The complicating factor – and this is where the story starts to sound familiar to anyone who followed the Jamie Yager saga last week – is that Sonnen has, according to the Huffington Post, called the account (Twitter.com/sonnench) a fake after he was contacted by reporters about some off-color comments that appear on the page.
Among the ten tweets currently listed since the account was created in February, one refers to Nate Marquardt as "Chief go home Lumpy," four criticize Anderson Silva in some way, two link to Sonnen's campaign website, and one threatens crucifixion for someone named Ed, who may or may not be Silva's manager Ed Soares.
In other words, if the account is a fake, someone is doing a pretty good job of imitating the over-the-top, abrasive tone that the real Sonnen has adopted in recent months.
Sonnen did not immediately respond to a request for comment about the Twitter account, but at the very least the UFC seems to be under the impression that it's his account, as @sonnench appears right between @ChuckLiddell and @SugaRashadEvans on the UFC's Twitter follow list.

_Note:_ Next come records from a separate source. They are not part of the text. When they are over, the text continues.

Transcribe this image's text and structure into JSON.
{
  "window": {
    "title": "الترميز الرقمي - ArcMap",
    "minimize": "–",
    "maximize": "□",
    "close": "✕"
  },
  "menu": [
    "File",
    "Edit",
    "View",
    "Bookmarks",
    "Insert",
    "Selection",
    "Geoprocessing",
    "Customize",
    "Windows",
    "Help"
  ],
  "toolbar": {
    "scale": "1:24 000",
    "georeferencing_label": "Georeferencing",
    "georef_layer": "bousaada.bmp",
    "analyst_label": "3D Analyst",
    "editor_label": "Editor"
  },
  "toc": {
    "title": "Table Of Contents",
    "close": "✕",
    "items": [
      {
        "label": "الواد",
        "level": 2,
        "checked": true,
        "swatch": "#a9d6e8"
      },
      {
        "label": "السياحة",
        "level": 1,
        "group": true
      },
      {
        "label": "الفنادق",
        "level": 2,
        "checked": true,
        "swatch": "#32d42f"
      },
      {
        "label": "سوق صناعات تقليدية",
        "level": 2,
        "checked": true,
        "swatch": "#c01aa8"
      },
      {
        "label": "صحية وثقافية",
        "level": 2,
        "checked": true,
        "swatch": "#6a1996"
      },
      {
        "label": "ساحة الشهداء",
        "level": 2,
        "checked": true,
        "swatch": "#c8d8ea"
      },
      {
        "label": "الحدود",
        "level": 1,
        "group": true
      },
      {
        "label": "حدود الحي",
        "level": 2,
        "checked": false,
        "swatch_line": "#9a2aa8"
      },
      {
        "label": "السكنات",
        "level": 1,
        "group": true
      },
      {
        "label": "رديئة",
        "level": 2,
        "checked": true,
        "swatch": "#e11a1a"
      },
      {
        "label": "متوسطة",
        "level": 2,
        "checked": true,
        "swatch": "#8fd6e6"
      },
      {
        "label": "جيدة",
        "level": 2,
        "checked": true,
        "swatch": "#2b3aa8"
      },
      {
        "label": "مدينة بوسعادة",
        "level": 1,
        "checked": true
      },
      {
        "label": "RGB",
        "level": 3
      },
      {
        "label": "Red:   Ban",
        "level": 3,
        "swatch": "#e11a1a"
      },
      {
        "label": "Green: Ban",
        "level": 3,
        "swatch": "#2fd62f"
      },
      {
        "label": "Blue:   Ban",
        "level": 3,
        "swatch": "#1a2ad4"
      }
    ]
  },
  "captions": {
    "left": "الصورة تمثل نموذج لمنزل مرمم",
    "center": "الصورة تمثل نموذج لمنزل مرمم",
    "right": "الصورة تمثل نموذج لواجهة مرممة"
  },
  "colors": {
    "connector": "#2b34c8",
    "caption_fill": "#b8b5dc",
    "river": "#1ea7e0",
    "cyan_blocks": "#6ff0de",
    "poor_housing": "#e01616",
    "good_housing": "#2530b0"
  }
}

What's more, an account claiming to be the "Official Campaign Twitter" of Sonnen (Twitter.com/VoteSonnen) is following only one other Twitter user, and you can probably guess which one (hint: it's not the Iron Sheik).
That tends to make one think that either this alleged online impersonator has been very busy creating and then barely maintaining Twitter accounts, or else he's so good that he even fooled Sonnen's campaign.
Whether the account is his or not, the tweets drew the attention of The Huffington Post's Dedrick Muhammad, who called the comments "racist and xenophobic" in an article that questioned why Sonnen's political campaign hadn't done more to distance itself from a supposedly fake account that reflected so poorly on their candidate.
That's one question that springs to mind. Another is, if you were going to create a fake Twitter account for someone, and if that account quickly gained almost 6,000 followers, wouldn't you do more with it? Maybe I don't completely understand the mind of someone who would create a fake Twitter in the first place, but it seems like it's hardly worth the trouble for ten tweets in six months, especially if two of them link to Sonnen's actual campaign website.
Anyone who's watched as Sonnen has gradually adopted a pro wrestling-style persona to help him hype fights and gain notoriety in his UFC career can't exactly be shocked at the comments on the Twitter, none of which seem so different from anything he's said in interviews.
That's one thing for Sonnen the fighter, who fans have learned not to take all that seriously. For Sonnen the political candidate, however, it has the potential to become a bit of a problem if not dealt with quickly.
Update: In this conversation with MMA Fighting's own Ariel Helwani (skip to the 45:40 mark), Sonnen identifies @sonnench as his personal Twitter account. So, case closed on that debate.